**YOUR TASK**
Print every entry below again exactly as written, skipping the pictures.

┌─ MATERIAL FOR THIS TASK

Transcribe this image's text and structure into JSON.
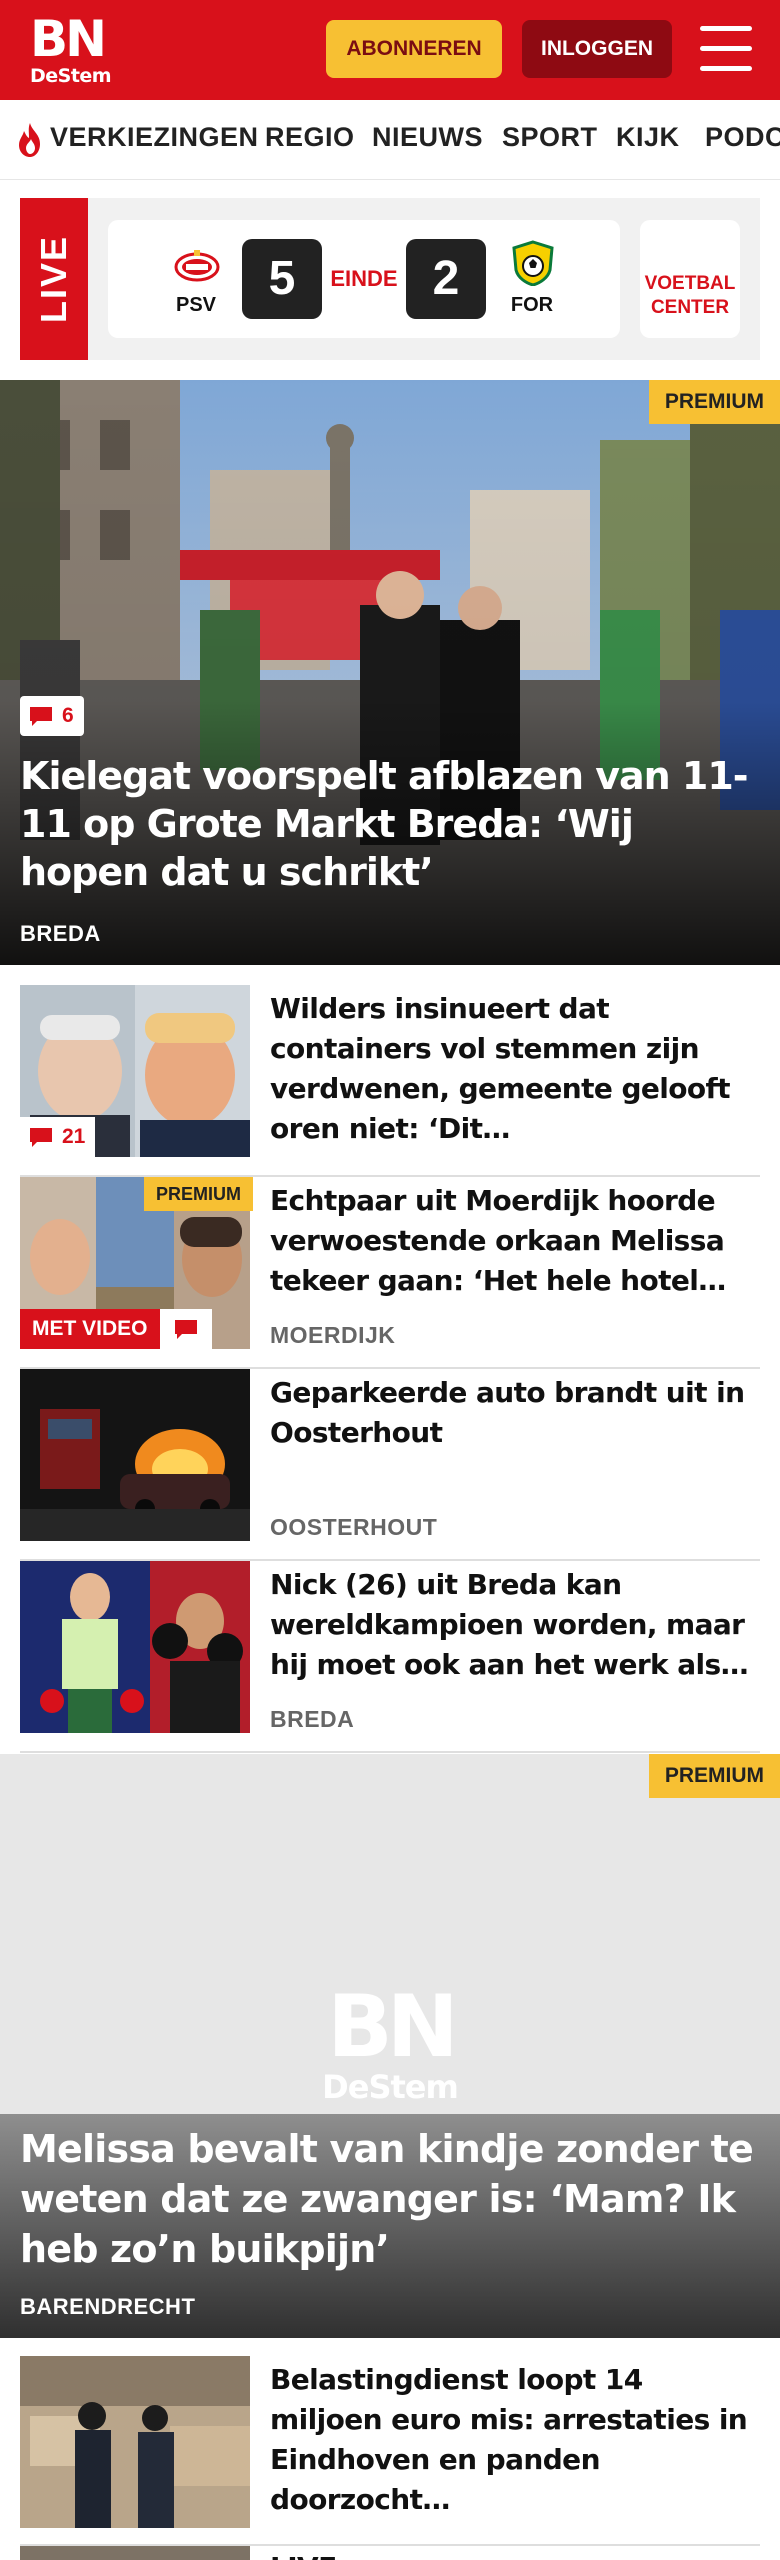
{
  "header": {
    "logo_main": "BN",
    "logo_sub": "DeStem",
    "subscribe_label": "ABONNEREN",
    "login_label": "INLOGGEN",
    "brand_color": "#d8111b"
  },
  "nav": {
    "items": [
      "VERKIEZINGEN",
      "REGIO",
      "NIEUWS",
      "SPORT",
      "KIJK",
      "PODC"
    ]
  },
  "live": {
    "label": "LIVE",
    "home_team": "PSV",
    "home_score": "5",
    "status": "EINDE",
    "away_score": "2",
    "away_team": "FOR",
    "center_line1": "VOETBAL",
    "center_line2": "CENTER"
  },
  "hero": {
    "premium": "PREMIUM",
    "comments": "6",
    "title": "Kielegat voorspelt afblazen van 11-11 op Grote Markt Breda: ‘Wij hopen dat u schrikt’",
    "place": "BREDA"
  },
  "articles": [
    {
      "title": "Wilders insinueert dat containers vol stemmen zijn verdwenen, gemeente gelooft oren niet: ‘Dit…",
      "comments": "21",
      "place": ""
    },
    {
      "title": "Echtpaar uit Moerdijk hoorde verwoestende orkaan Melissa tekeer gaan: ‘Het hele hotel…",
      "premium": "PREMIUM",
      "video": "MET VIDEO",
      "place": "MOERDIJK"
    },
    {
      "title": "Geparkeerde auto brandt uit in Oosterhout",
      "place": "OOSTERHOUT"
    },
    {
      "title": "Nick (26) uit Breda kan wereldkampioen worden, maar hij moet ook aan het werk als…",
      "place": "BREDA"
    }
  ],
  "big_article": {
    "premium": "PREMIUM",
    "watermark_main": "BN",
    "watermark_sub": "DeStem",
    "title": "Melissa bevalt van kindje zonder te weten dat ze zwanger is: ‘Mam? Ik heb zo’n buikpijn’",
    "place": "BARENDRECHT"
  },
  "article_after": {
    "title": "Belastingdienst loopt 14 miljoen euro mis: arrestaties in Eindhoven en panden doorzocht…"
  },
  "article_cut": {
    "title": "LIVE"
  }
}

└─

**RESULT OF THIS EXERCISE**
Transcribe this image's text and structure into JSON.
{
  "header": {
    "logo_main": "BN",
    "logo_sub": "DeStem",
    "subscribe_label": "ABONNEREN",
    "login_label": "INLOGGEN",
    "brand_color": "#d8111b"
  },
  "nav": {
    "items": [
      "VERKIEZINGEN",
      "REGIO",
      "NIEUWS",
      "SPORT",
      "KIJK",
      "PODC"
    ]
  },
  "live": {
    "label": "LIVE",
    "home_team": "PSV",
    "home_score": "5",
    "status": "EINDE",
    "away_score": "2",
    "away_team": "FOR",
    "center_line1": "VOETBAL",
    "center_line2": "CENTER"
  },
  "hero": {
    "premium": "PREMIUM",
    "comments": "6",
    "title": "Kielegat voorspelt afblazen van 11-11 op Grote Markt Breda: ‘Wij hopen dat u schrikt’",
    "place": "BREDA"
  },
  "articles": [
    {
      "title": "Wilders insinueert dat containers vol stemmen zijn verdwenen, gemeente gelooft oren niet: ‘Dit…",
      "comments": "21",
      "place": ""
    },
    {
      "title": "Echtpaar uit Moerdijk hoorde verwoestende orkaan Melissa tekeer gaan: ‘Het hele hotel…",
      "premium": "PREMIUM",
      "video": "MET VIDEO",
      "place": "MOERDIJK"
    },
    {
      "title": "Geparkeerde auto brandt uit in Oosterhout",
      "place": "OOSTERHOUT"
    },
    {
      "title": "Nick (26) uit Breda kan wereldkampioen worden, maar hij moet ook aan het werk als…",
      "place": "BREDA"
    }
  ],
  "big_article": {
    "premium": "PREMIUM",
    "watermark_main": "BN",
    "watermark_sub": "DeStem",
    "title": "Melissa bevalt van kindje zonder te weten dat ze zwanger is: ‘Mam? Ik heb zo’n buikpijn’",
    "place": "BARENDRECHT"
  },
  "article_after": {
    "title": "Belastingdienst loopt 14 miljoen euro mis: arrestaties in Eindhoven en panden doorzocht…"
  },
  "article_cut": {
    "title": "LIVE"
  }
}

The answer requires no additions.